EXERCISE AIM: Copy every line of the records below where the word "JSON" occurs.

(Excerpts from a dataset)
-- Opening Marker --

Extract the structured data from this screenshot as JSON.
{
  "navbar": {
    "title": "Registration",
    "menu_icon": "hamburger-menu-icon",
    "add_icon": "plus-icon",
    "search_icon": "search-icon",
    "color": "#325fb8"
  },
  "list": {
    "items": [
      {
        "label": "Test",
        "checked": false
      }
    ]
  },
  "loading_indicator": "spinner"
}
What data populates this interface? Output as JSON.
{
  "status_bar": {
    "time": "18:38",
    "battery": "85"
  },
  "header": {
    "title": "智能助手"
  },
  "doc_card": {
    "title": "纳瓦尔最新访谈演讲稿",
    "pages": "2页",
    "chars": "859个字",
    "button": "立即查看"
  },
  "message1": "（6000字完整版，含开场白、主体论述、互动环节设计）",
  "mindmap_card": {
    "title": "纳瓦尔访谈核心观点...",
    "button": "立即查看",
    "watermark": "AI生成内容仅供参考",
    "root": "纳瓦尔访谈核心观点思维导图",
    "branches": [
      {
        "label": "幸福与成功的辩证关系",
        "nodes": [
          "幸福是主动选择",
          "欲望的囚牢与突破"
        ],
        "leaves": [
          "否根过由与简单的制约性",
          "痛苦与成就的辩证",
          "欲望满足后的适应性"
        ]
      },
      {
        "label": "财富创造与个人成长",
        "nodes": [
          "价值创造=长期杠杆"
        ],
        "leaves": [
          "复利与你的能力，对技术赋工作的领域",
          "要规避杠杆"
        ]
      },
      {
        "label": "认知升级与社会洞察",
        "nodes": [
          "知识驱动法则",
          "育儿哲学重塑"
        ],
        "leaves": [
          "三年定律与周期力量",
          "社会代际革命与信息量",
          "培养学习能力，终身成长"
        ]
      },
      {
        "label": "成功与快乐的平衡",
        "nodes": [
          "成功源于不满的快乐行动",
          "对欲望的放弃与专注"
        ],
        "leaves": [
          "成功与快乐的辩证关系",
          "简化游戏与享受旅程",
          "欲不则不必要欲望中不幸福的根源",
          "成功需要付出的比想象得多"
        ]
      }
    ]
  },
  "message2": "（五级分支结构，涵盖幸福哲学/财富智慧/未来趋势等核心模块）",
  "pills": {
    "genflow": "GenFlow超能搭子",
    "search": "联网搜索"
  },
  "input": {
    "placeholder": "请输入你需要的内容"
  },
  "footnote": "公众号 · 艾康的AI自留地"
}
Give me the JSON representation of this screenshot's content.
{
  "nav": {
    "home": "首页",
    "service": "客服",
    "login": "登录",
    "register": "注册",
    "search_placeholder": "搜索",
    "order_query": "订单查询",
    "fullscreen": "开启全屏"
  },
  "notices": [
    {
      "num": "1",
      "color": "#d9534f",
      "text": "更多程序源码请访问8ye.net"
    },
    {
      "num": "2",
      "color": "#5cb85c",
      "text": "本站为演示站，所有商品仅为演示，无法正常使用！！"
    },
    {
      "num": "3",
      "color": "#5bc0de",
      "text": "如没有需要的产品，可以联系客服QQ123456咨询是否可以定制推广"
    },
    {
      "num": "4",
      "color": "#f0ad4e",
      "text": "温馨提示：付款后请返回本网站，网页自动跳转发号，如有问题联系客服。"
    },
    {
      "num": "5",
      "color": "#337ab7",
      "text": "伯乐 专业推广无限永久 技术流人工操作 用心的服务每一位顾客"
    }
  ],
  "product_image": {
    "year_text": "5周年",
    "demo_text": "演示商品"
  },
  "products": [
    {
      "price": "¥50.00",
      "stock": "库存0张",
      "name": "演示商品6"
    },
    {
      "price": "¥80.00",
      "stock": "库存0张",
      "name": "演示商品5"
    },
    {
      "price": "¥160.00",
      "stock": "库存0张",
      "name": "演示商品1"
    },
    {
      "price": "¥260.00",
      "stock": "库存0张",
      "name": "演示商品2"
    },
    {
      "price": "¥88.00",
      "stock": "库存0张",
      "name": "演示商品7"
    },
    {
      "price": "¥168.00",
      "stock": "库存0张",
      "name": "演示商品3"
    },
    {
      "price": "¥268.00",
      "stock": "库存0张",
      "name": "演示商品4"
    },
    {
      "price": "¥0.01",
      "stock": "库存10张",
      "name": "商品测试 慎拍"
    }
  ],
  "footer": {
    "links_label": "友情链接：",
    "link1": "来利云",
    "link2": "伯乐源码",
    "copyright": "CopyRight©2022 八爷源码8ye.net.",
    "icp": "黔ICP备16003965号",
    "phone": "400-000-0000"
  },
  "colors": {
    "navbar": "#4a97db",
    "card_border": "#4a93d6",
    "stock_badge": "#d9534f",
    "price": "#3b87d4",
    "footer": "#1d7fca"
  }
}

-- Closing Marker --

TASK OUTPUT:
Extract the structured data from this screenshot as JSON.
What data populates this interface? Output as JSON.
Give me the JSON representation of this screenshot's content.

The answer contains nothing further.